During the trial, former high-ranking member of the Sinaloa cartel Jesus “El Rey” Zambada claimed that he brought two briefcases — one containing six million dollars and the other eight million — to a restaurant for Luna to collect in 2005 and 2006, respectively. Luna strenuously denied the allegations.
“It’s a lie,” he said in a statement to the Mexican newspaper El Universal. “It’s defamatory and prejudice against me to say that any person, police officer or group has brought me money or material goods to change by public or personal performance.”
Perhaps the most astonishing accusation, however, was made by Alex Cifuentes Villa, a Colombian drug lord and ally of Chapo.
He alleged that, in 2012 when the Sinaloa boss was on the run, Guzmán tried to negotiate a $100 million bribe with then-Mexican President Enrique Peña Nieto — an allegation which Nieto, unsurprisingly, denies.
It’s important to take these accusations with a grain of salt. The Nieto allegations, after all, were made during a cross-examination of Cifuentes by El Chapo’s defense, whose main argument is that Mexico’s corrupt government singled out El Chapo to take the blame.
“When it comes to the Guzmán trial and some of its more sensational revelations, it’s best to maintain skepticism on some fronts,” Malcom Beith, a journalist who has covered the drug war extensively, wrote in the Washington Post. “While it’s also certainly possible that top officials were corrupted, Guzmán likely didn’t need Peña Nieto’s, or any other president’s, help.”
Although perhaps hyperbolic, the accusations at the El Chapo trial demonstrate the very real problem of corruption which continues to stymie efforts to dial back Mexico’s brutal, drug-related violence.
The country currently ranks 138 on Transparency International’s corruption index, on par with Russia and Papua New Guinea. As ProPublica has noted, DEA cooperation with supposedly elite Mexican law-enforcement units has regularly led to violent cartel retribution on Mexicans, because those units have been compromised.
An example of how fed up Mexicans are of corruption can be seen with election of Andrés Manuel López Obrador, or AMLO, a leftist populist who highlighted corruption as a major issue in Mexico and promised to stamp down on it. In Brazil, continued public anger of the massive Operation Car Wash corruption scandal was also instrumental in delivering the election to far-right candidate Jair Bolsonaro in October.

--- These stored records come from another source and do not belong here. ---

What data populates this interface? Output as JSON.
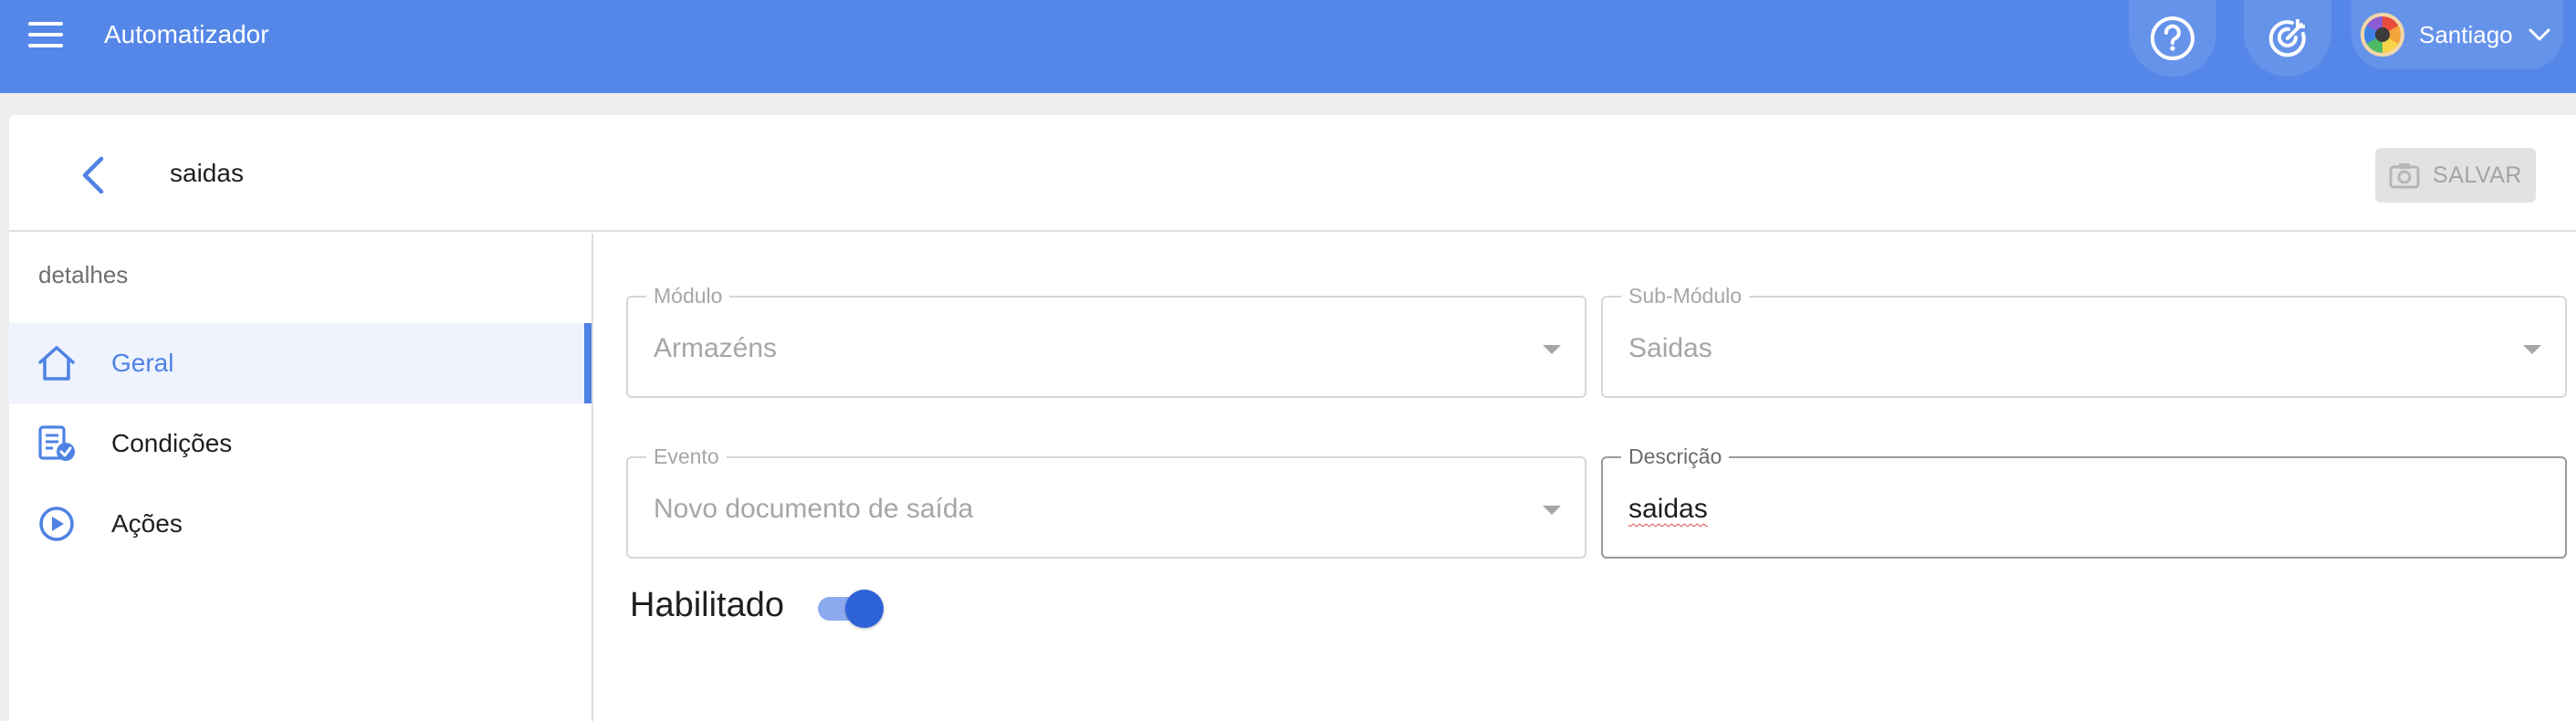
{
  "appbar": {
    "title": "Automatizador",
    "menu_icon": "hamburger-menu-icon",
    "help_icon": "help-circle-icon",
    "target_icon": "target-icon",
    "user": {
      "name": "Santiago",
      "avatar_icon": "avatar",
      "chevron_icon": "chevron-down-icon"
    }
  },
  "header": {
    "back_icon": "chevron-left-icon",
    "title": "saidas",
    "save_label": "SALVAR",
    "save_icon": "camera-icon",
    "save_disabled": true
  },
  "sidebar": {
    "heading": "detalhes",
    "items": [
      {
        "label": "Geral",
        "icon": "home-icon",
        "active": true
      },
      {
        "label": "Condições",
        "icon": "checklist-icon",
        "active": false
      },
      {
        "label": "Ações",
        "icon": "play-circle-icon",
        "active": false
      }
    ]
  },
  "form": {
    "modulo": {
      "label": "Módulo",
      "value": "Armazéns",
      "disabled": true
    },
    "submodulo": {
      "label": "Sub-Módulo",
      "value": "Saidas",
      "disabled": true
    },
    "evento": {
      "label": "Evento",
      "value": "Novo documento de saída",
      "disabled": true
    },
    "descricao": {
      "label": "Descrição",
      "value": "saidas"
    },
    "habilitado": {
      "label": "Habilitado",
      "checked": true
    }
  },
  "colors": {
    "appbar": "#5587e8",
    "accent": "#4f82e4",
    "toggle_on": "#2e62d8",
    "background": "#efeff1"
  }
}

U.S. President Donald Trump consistently has tried to appear tough on crime, fear-mongering about the cartels’ abilities in order to get further support for his wall. At the same time however, he has passed deregulatory business policies which make it easier for drug lords like El Chapo to launder their money and move from brutality into legitimacy.
“In Mexico there’s a systemic problem with drug cartels, so any financial loopholes will be exploited ruthlessly,” said Oliver Bullough, an expert on money-laundering, previously told ThinkProgress.
“It’s quite important to recognize [drug-smuggling] is a business like any other, so the financial tricks they use are the same tricks and strategies a legal business would use — that’s why they need these systems to work.”
El Chapo will most likely spend the rest of his life behind bars. But even in his absence, Mexico is experiencing record levels of murders. Without a more thorough examination of the underlying problems affecting the country, such as the corruption underlined during his trial, the cycle of violence is set to continue.